Supermassive black holes lurk at the heart of galaxies, containing the mass of millions of stars. Stellar mass black holes can contain the mass of a few suns. But astronomers have been perplexed why they haven’t been able to turn up intermediate mass black holes, containing merely hundreds or thousands of times the mass of our Sun.
Well, now they have. Astronomers using the NSF’s Very Large Array (VLA) radio telescope have turned up a globular cluster in the Andromdeda Galaxy (M31) that seems to contain a black hole with the mass of 20,000 times the mass of the Sun; one of these long-sought intermediate black holes.

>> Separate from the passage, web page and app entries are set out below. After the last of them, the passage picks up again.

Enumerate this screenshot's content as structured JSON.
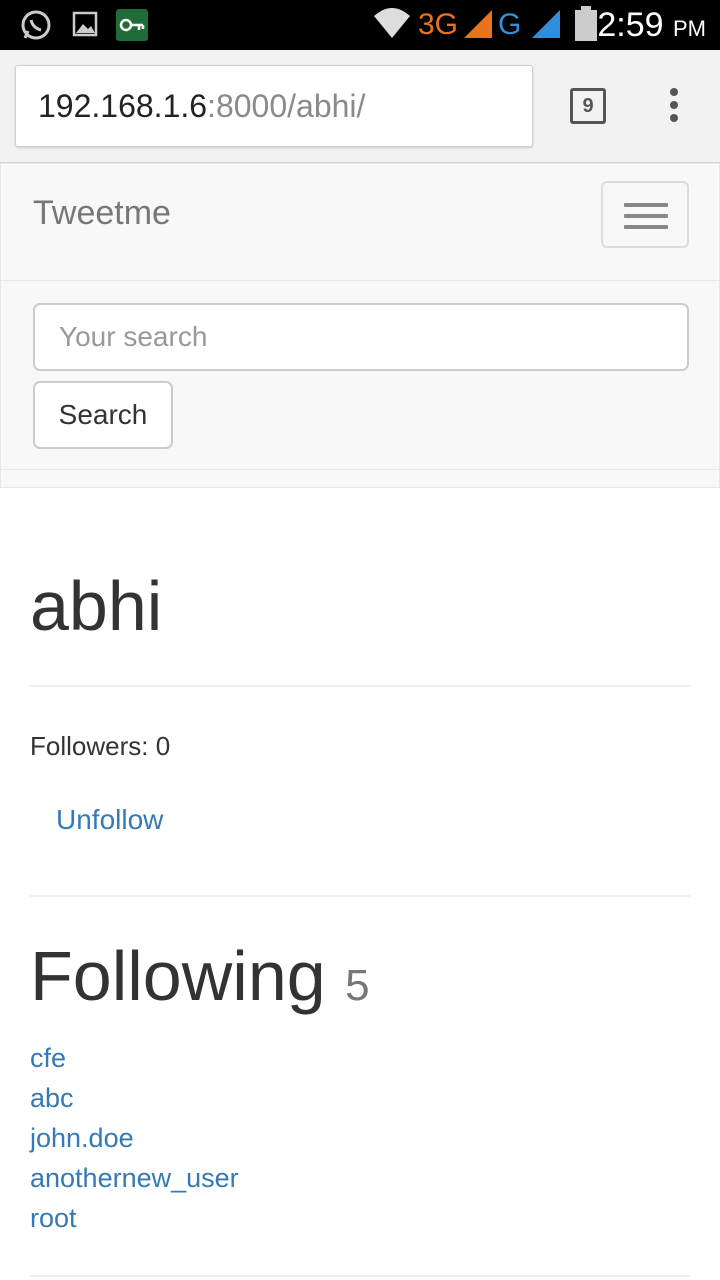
{
  "status_bar": {
    "time": "2:59",
    "ampm": "PM",
    "network_3g": "3G",
    "network_g": "G",
    "icons": [
      "whatsapp-icon",
      "gallery-icon",
      "vpn-key-icon",
      "wifi-icon",
      "signal-icon",
      "signal-icon",
      "battery-icon"
    ]
  },
  "browser": {
    "url_host": "192.168.1.6",
    "url_path": ":8000/abhi/",
    "tab_count": "9"
  },
  "navbar": {
    "brand": "Tweetme",
    "search": {
      "placeholder": "Your search",
      "button_label": "Search"
    }
  },
  "profile": {
    "username": "abhi",
    "followers_text": "Followers: 0",
    "unfollow_label": "Unfollow",
    "following_heading": "Following",
    "following_count": "5",
    "following": [
      "cfe",
      "abc",
      "john.doe",
      "anothernew_user",
      "root"
    ]
  },
  "colors": {
    "link": "#337ab7",
    "navbar_bg": "#f8f8f8",
    "net_3g": "#e8731f",
    "net_g": "#2f8fd8"
  }
}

Researchers originally detected X-rays emitted from this globular cluster, and then did follow up observations in the radio spectrum to confirm that a high mass, compact object is inside the cluster. Although the best explanation is a black hole, it could also be a cluster of compact objects, like neutron stars and black holes. The quantity of radio emissions coming from the object fits the curve perfectly between stellar and supermassive black holes.
Original source: NRAO News Release